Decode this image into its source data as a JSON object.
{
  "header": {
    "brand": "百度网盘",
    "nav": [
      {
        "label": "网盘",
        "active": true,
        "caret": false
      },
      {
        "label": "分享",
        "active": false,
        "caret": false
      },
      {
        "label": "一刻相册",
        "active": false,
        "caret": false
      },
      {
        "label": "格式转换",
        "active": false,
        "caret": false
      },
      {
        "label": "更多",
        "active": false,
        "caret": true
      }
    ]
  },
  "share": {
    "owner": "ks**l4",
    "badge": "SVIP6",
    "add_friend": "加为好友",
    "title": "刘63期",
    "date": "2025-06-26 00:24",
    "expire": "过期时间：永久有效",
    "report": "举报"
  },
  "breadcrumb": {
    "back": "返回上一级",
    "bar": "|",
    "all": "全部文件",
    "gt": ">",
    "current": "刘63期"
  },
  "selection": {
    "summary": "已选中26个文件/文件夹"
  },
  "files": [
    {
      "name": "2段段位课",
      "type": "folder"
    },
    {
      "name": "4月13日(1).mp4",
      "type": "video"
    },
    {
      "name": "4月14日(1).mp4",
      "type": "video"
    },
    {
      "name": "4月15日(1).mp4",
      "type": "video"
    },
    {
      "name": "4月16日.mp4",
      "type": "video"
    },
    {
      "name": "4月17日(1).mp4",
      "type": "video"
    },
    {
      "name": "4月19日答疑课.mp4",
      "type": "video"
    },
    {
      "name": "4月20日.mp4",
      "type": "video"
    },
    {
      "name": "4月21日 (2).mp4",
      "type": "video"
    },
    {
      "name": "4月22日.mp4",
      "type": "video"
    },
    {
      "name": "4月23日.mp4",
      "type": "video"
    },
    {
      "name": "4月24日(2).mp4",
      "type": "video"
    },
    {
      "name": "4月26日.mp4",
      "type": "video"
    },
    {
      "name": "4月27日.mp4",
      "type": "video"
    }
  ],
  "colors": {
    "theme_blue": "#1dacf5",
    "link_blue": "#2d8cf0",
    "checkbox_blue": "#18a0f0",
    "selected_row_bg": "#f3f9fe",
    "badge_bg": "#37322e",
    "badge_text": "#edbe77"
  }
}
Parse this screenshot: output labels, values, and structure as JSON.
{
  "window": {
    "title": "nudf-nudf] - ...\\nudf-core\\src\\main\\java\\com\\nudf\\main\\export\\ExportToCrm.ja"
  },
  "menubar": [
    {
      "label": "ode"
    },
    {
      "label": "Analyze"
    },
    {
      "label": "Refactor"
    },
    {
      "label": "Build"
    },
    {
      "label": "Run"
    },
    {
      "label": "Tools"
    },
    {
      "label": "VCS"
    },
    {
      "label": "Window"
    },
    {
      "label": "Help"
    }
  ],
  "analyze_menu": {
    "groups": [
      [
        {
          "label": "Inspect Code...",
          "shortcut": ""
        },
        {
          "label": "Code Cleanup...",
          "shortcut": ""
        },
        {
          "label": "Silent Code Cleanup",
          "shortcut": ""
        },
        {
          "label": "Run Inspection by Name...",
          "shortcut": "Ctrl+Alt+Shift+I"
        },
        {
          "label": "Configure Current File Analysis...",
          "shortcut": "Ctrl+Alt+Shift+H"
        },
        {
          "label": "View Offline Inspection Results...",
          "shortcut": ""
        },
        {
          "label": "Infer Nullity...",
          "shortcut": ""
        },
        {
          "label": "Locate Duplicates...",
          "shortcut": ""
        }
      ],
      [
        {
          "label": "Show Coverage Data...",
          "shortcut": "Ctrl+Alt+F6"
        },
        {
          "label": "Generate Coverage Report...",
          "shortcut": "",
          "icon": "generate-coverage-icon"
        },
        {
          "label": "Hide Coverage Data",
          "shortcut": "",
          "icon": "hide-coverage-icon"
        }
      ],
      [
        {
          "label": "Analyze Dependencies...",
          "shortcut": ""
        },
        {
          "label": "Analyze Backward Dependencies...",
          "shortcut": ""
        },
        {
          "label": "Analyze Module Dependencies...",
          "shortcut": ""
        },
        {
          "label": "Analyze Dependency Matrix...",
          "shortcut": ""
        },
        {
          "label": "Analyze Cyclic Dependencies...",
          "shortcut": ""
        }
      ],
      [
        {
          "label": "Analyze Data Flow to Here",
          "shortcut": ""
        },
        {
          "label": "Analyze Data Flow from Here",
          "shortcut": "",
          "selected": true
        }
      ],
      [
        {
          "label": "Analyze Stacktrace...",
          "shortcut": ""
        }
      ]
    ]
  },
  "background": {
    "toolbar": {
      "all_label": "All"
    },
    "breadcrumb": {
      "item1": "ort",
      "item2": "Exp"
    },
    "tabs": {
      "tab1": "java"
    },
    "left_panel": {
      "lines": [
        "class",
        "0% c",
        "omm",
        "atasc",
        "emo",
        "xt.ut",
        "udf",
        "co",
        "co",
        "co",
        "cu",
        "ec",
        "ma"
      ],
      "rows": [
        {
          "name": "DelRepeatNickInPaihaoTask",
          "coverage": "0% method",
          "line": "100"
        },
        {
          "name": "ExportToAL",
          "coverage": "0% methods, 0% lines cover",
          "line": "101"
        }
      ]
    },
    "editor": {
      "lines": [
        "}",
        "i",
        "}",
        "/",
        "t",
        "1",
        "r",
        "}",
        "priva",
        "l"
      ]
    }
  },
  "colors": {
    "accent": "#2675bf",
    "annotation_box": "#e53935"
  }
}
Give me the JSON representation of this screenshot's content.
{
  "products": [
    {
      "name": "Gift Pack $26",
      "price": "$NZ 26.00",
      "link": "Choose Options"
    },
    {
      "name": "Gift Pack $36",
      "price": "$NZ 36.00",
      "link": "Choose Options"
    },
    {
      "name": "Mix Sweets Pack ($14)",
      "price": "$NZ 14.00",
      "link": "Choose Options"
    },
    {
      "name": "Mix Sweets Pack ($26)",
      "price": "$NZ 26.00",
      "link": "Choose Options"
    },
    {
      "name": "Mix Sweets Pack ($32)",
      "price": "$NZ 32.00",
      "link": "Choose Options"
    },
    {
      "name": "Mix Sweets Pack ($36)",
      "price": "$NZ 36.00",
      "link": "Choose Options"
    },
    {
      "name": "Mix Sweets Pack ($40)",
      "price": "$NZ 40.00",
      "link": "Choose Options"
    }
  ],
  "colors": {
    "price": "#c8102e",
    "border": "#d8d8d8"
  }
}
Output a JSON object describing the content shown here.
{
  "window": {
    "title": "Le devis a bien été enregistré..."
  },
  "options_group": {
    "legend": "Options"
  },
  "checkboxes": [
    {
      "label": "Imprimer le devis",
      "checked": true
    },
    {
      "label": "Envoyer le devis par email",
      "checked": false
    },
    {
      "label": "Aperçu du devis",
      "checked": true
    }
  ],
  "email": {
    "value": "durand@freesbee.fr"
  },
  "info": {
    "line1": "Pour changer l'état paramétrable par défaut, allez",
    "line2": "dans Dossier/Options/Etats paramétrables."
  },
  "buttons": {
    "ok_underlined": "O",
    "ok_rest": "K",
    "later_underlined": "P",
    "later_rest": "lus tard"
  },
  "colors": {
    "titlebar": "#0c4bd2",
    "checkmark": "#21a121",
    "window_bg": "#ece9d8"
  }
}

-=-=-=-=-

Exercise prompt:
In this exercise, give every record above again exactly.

Written reply:
Decode this image into its source data as a JSON object.
{
  "header": {
    "brand": "百度网盘",
    "nav": [
      {
        "label": "网盘",
        "active": true,
        "caret": false
      },
      {
        "label": "分享",
        "active": false,
        "caret": false
      },
      {
        "label": "一刻相册",
        "active": false,
        "caret": false
      },
      {
        "label": "格式转换",
        "active": false,
        "caret": false
      },
      {
        "label": "更多",
        "active": false,
        "caret": true
      }
    ]
  },
  "share": {
    "owner": "ks**l4",
    "badge": "SVIP6",
    "add_friend": "加为好友",
    "title": "刘63期",
    "date": "2025-06-26 00:24",
    "expire": "过期时间：永久有效",
    "report": "举报"
  },
  "breadcrumb": {
    "back": "返回上一级",
    "bar": "|",
    "all": "全部文件",
    "gt": ">",
    "current": "刘63期"
  },
  "selection": {
    "summary": "已选中26个文件/文件夹"
  },
  "files": [
    {
      "name": "2段段位课",
      "type": "folder"
    },
    {
      "name": "4月13日(1).mp4",
      "type": "video"
    },
    {
      "name": "4月14日(1).mp4",
      "type": "video"
    },
    {
      "name": "4月15日(1).mp4",
      "type": "video"
    },
    {
      "name": "4月16日.mp4",
      "type": "video"
    },
    {
      "name": "4月17日(1).mp4",
      "type": "video"
    },
    {
      "name": "4月19日答疑课.mp4",
      "type": "video"
    },
    {
      "name": "4月20日.mp4",
      "type": "video"
    },
    {
      "name": "4月21日 (2).mp4",
      "type": "video"
    },
    {
      "name": "4月22日.mp4",
      "type": "video"
    },
    {
      "name": "4月23日.mp4",
      "type": "video"
    },
    {
      "name": "4月24日(2).mp4",
      "type": "video"
    },
    {
      "name": "4月26日.mp4",
      "type": "video"
    },
    {
      "name": "4月27日.mp4",
      "type": "video"
    }
  ],
  "colors": {
    "theme_blue": "#1dacf5",
    "link_blue": "#2d8cf0",
    "checkbox_blue": "#18a0f0",
    "selected_row_bg": "#f3f9fe",
    "badge_bg": "#37322e",
    "badge_text": "#edbe77"
  }
}
Parse this screenshot: output labels, values, and structure as JSON.
{
  "window": {
    "title": "nudf-nudf] - ...\\nudf-core\\src\\main\\java\\com\\nudf\\main\\export\\ExportToCrm.ja"
  },
  "menubar": [
    {
      "label": "ode"
    },
    {
      "label": "Analyze"
    },
    {
      "label": "Refactor"
    },
    {
      "label": "Build"
    },
    {
      "label": "Run"
    },
    {
      "label": "Tools"
    },
    {
      "label": "VCS"
    },
    {
      "label": "Window"
    },
    {
      "label": "Help"
    }
  ],
  "analyze_menu": {
    "groups": [
      [
        {
          "label": "Inspect Code...",
          "shortcut": ""
        },
        {
          "label": "Code Cleanup...",
          "shortcut": ""
        },
        {
          "label": "Silent Code Cleanup",
          "shortcut": ""
        },
        {
          "label": "Run Inspection by Name...",
          "shortcut": "Ctrl+Alt+Shift+I"
        },
        {
          "label": "Configure Current File Analysis...",
          "shortcut": "Ctrl+Alt+Shift+H"
        },
        {
          "label": "View Offline Inspection Results...",
          "shortcut": ""
        },
        {
          "label": "Infer Nullity...",
          "shortcut": ""
        },
        {
          "label": "Locate Duplicates...",
          "shortcut": ""
        }
      ],
      [
        {
          "label": "Show Coverage Data...",
          "shortcut": "Ctrl+Alt+F6"
        },
        {
          "label": "Generate Coverage Report...",
          "shortcut": "",
          "icon": "generate-coverage-icon"
        },
        {
          "label": "Hide Coverage Data",
          "shortcut": "",
          "icon": "hide-coverage-icon"
        }
      ],
      [
        {
          "label": "Analyze Dependencies...",
          "shortcut": ""
        },
        {
          "label": "Analyze Backward Dependencies...",
          "shortcut": ""
        },
        {
          "label": "Analyze Module Dependencies...",
          "shortcut": ""
        },
        {
          "label": "Analyze Dependency Matrix...",
          "shortcut": ""
        },
        {
          "label": "Analyze Cyclic Dependencies...",
          "shortcut": ""
        }
      ],
      [
        {
          "label": "Analyze Data Flow to Here",
          "shortcut": ""
        },
        {
          "label": "Analyze Data Flow from Here",
          "shortcut": "",
          "selected": true
        }
      ],
      [
        {
          "label": "Analyze Stacktrace...",
          "shortcut": ""
        }
      ]
    ]
  },
  "background": {
    "toolbar": {
      "all_label": "All"
    },
    "breadcrumb": {
      "item1": "ort",
      "item2": "Exp"
    },
    "tabs": {
      "tab1": "java"
    },
    "left_panel": {
      "lines": [
        "class",
        "0% c",
        "omm",
        "atasc",
        "emo",
        "xt.ut",
        "udf",
        "co",
        "co",
        "co",
        "cu",
        "ec",
        "ma"
      ],
      "rows": [
        {
          "name": "DelRepeatNickInPaihaoTask",
          "coverage": "0% method",
          "line": "100"
        },
        {
          "name": "ExportToAL",
          "coverage": "0% methods, 0% lines cover",
          "line": "101"
        }
      ]
    },
    "editor": {
      "lines": [
        "}",
        "i",
        "}",
        "/",
        "t",
        "1",
        "r",
        "}",
        "priva",
        "l"
      ]
    }
  },
  "colors": {
    "accent": "#2675bf",
    "annotation_box": "#e53935"
  }
}
Give me the JSON representation of this screenshot's content.
{
  "products": [
    {
      "name": "Gift Pack $26",
      "price": "$NZ 26.00",
      "link": "Choose Options"
    },
    {
      "name": "Gift Pack $36",
      "price": "$NZ 36.00",
      "link": "Choose Options"
    },
    {
      "name": "Mix Sweets Pack ($14)",
      "price": "$NZ 14.00",
      "link": "Choose Options"
    },
    {
      "name": "Mix Sweets Pack ($26)",
      "price": "$NZ 26.00",
      "link": "Choose Options"
    },
    {
      "name": "Mix Sweets Pack ($32)",
      "price": "$NZ 32.00",
      "link": "Choose Options"
    },
    {
      "name": "Mix Sweets Pack ($36)",
      "price": "$NZ 36.00",
      "link": "Choose Options"
    },
    {
      "name": "Mix Sweets Pack ($40)",
      "price": "$NZ 40.00",
      "link": "Choose Options"
    }
  ],
  "colors": {
    "price": "#c8102e",
    "border": "#d8d8d8"
  }
}
Output a JSON object describing the content shown here.
{
  "window": {
    "title": "Le devis a bien été enregistré..."
  },
  "options_group": {
    "legend": "Options"
  },
  "checkboxes": [
    {
      "label": "Imprimer le devis",
      "checked": true
    },
    {
      "label": "Envoyer le devis par email",
      "checked": false
    },
    {
      "label": "Aperçu du devis",
      "checked": true
    }
  ],
  "email": {
    "value": "durand@freesbee.fr"
  },
  "info": {
    "line1": "Pour changer l'état paramétrable par défaut, allez",
    "line2": "dans Dossier/Options/Etats paramétrables."
  },
  "buttons": {
    "ok_underlined": "O",
    "ok_rest": "K",
    "later_underlined": "P",
    "later_rest": "lus tard"
  },
  "colors": {
    "titlebar": "#0c4bd2",
    "checkmark": "#21a121",
    "window_bg": "#ece9d8"
  }
}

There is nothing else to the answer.